Below are records; say how many of their lines include the word "اغاني", giving nothing but the number.

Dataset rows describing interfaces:
>>>

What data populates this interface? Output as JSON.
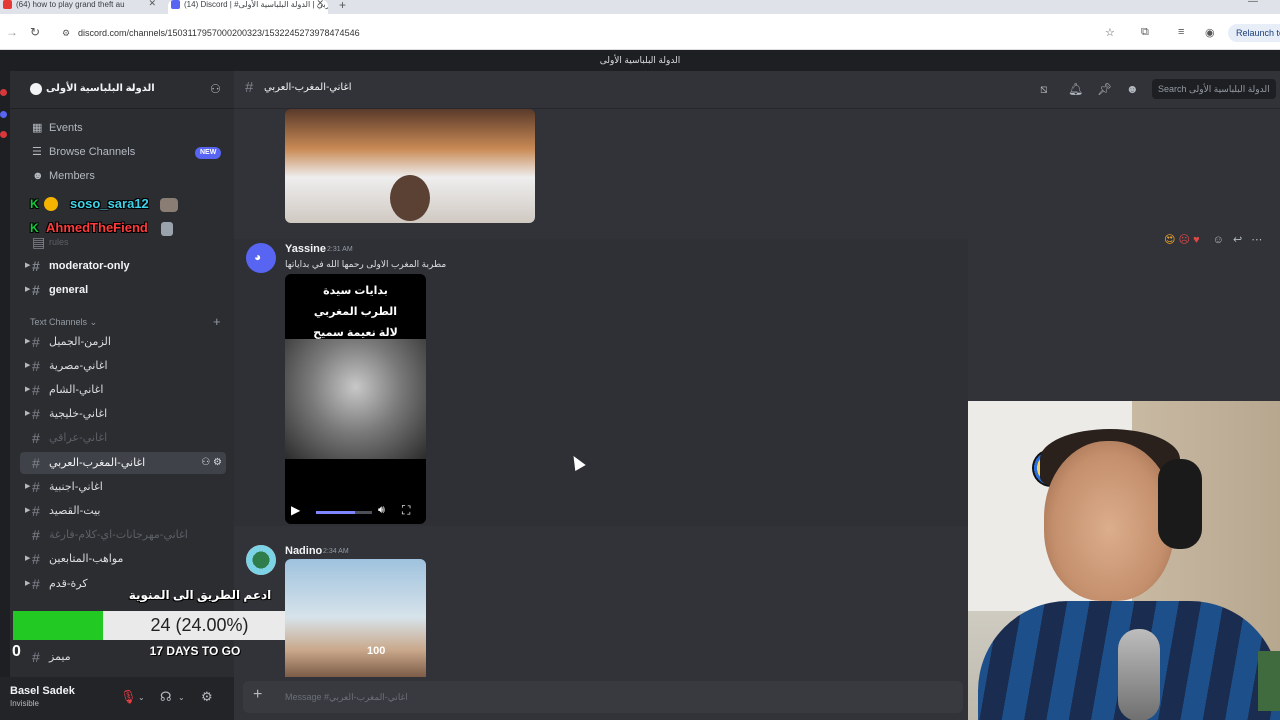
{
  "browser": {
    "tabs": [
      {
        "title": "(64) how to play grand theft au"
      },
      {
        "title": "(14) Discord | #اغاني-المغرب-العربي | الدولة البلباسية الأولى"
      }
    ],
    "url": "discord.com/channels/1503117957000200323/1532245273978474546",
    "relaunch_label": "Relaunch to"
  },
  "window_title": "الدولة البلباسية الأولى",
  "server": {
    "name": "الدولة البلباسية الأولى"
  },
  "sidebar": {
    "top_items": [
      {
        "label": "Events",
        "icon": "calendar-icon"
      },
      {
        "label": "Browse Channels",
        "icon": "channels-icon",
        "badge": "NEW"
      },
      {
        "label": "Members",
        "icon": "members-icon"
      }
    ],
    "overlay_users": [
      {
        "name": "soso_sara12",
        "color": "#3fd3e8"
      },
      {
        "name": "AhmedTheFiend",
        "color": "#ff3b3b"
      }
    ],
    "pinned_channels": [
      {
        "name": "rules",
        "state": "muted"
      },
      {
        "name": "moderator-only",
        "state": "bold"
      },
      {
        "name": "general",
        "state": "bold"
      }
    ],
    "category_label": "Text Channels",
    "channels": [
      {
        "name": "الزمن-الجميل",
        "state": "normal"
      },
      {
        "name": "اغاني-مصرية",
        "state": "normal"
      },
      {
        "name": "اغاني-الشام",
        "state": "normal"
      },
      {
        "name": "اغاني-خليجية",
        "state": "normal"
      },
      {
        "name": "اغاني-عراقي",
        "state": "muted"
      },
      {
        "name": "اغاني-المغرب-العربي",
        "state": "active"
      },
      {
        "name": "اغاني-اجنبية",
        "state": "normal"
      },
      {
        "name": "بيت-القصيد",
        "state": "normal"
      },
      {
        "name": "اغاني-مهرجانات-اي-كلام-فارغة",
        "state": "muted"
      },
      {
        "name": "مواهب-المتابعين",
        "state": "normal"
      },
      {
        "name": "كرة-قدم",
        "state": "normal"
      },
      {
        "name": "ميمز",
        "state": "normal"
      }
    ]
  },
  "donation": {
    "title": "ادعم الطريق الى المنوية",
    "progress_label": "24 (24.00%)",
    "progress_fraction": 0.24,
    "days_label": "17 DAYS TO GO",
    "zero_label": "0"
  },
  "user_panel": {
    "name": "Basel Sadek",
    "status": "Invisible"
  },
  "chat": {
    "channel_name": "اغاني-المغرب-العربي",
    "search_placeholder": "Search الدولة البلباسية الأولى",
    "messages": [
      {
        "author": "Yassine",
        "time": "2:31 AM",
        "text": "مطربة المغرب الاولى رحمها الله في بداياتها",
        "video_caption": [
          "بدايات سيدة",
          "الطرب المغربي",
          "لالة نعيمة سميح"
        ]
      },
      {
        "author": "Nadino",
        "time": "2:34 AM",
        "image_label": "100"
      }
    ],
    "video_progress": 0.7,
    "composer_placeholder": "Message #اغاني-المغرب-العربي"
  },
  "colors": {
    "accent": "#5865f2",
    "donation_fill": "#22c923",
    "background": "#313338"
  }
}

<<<
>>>

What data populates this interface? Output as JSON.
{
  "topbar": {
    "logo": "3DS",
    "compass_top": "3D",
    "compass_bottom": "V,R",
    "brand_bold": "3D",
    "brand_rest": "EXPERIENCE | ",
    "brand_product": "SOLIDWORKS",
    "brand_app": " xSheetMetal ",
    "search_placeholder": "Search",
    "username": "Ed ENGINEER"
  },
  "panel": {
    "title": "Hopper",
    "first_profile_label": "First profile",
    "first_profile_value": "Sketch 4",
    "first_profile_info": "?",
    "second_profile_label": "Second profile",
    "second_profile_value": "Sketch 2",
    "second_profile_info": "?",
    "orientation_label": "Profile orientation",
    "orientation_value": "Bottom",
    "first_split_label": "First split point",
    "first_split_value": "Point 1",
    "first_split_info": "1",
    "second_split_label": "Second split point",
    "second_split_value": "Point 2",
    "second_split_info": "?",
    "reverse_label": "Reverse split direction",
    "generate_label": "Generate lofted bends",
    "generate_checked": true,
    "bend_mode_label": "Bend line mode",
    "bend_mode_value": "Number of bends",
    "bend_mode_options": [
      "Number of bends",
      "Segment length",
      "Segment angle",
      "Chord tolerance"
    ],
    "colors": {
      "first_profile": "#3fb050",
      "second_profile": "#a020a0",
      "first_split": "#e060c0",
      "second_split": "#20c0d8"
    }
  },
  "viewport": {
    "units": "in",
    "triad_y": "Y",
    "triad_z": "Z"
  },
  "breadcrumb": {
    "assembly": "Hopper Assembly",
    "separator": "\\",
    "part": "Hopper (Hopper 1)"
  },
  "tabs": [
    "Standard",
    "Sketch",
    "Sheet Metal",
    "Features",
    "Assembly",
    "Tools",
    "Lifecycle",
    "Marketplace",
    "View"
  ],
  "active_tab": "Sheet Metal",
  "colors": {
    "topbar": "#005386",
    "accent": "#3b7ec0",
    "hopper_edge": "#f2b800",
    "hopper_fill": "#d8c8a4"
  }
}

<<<

Answer box
10